In the following I'm using an MSP430F20.. as an example. Results should be identical or similar for most MSP430s, BUT check the data sheet for the part you are using!!! YMMV.
Most (not all) MSP430's have a 1.8 - 3.6 Volt operating Vdd range.
Vdd is the absolute maximum operating voltage. Absolute maximum non operating voltage is typically 4.1 V.
If you want full rated clock operation you'll need a voltage near to 3.6V. As an example only, figure 1 page 20 in http://focus.ti.com/lit/ds/symlink/msp430f2011.pdf shows that you require Vdd >= 3.3 V and <= 3.6 V for full speed operation.
Below 3.3V, max allowed clock speed drops linearly with supply voltage down to 2.2V min for programming or 1.8V min for operation.
If a LiFePO4 cell is moderately heavily loaded it will deliver most of its capacity above 3.0V. A MSP430 processor can be run at about 70% of rated maximum clock speed at this voltage.
Maximum voltage: A LiFePO4 has a maximum safe fully charged voltage of 3.6 Volt. It is possible but immensely unwise to charge them above this. Notionally a LiFePO4 may thus have a terminal voltage in excess of the MSP430 max operating voltage but this is extremely unlikely to occur or to matter in practice. If you wanted to be completely certain a shunt regulator could be used to bleed the small "tail" of voltage above 3.6V after the battery had been fully charged.

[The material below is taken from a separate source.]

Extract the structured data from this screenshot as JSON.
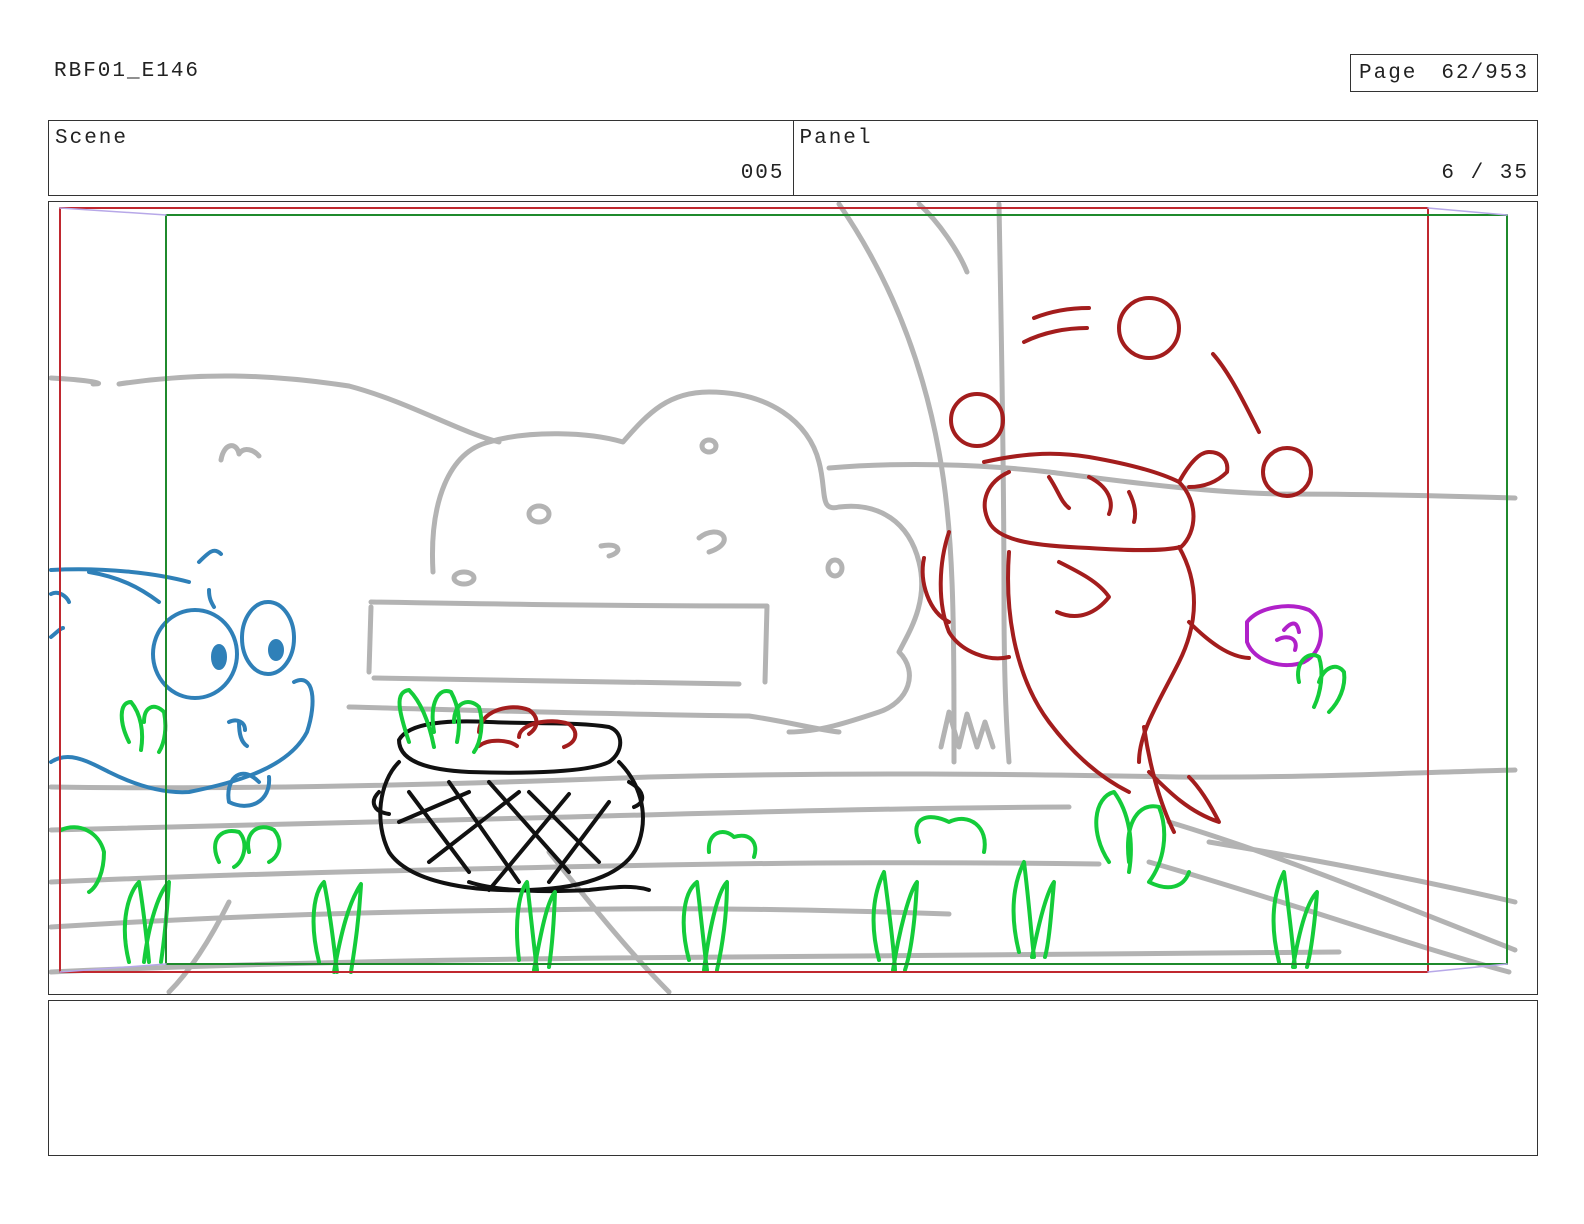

Minimum voltage: As above, the processor needs >= 3.3V for full speed operation. A lightly loaded liFePO4 (say loaded at no more than 10 hour discharge rate = C/10) will deliver almost all its energy at >= 3.3V. As loading increases terminal voltage falls for a given % of discharge. eg at C (1 hour rate) it would typically drop below 3.3V with around 80% of its capacity remaining.
A LiFePO4 will still be well above 1.8V or 2.2V when safely fully discharged.
if a LiFePO4 cell is used to directly power an MSP430, maximum voltage will be safe for most purposes and protection could be provided against battery overcharging.
If the battery is lightly loaded (C/10 or less) then the processor can be run at full speed for the whole of the battery life.
If the processor shares the battery with a device that loads it heavily (eg a motor or heater or ...) then reduced maximum processor speed will be required.
If both full speed operation and greater than C/10 battery discharge rate is required then a boost converter is required to maintain Vdd voltage.
If the controller is crystal controlled and if a supply independent ADC reference is available then operation directly from a LiFePO4 cell seems entirely acceptable.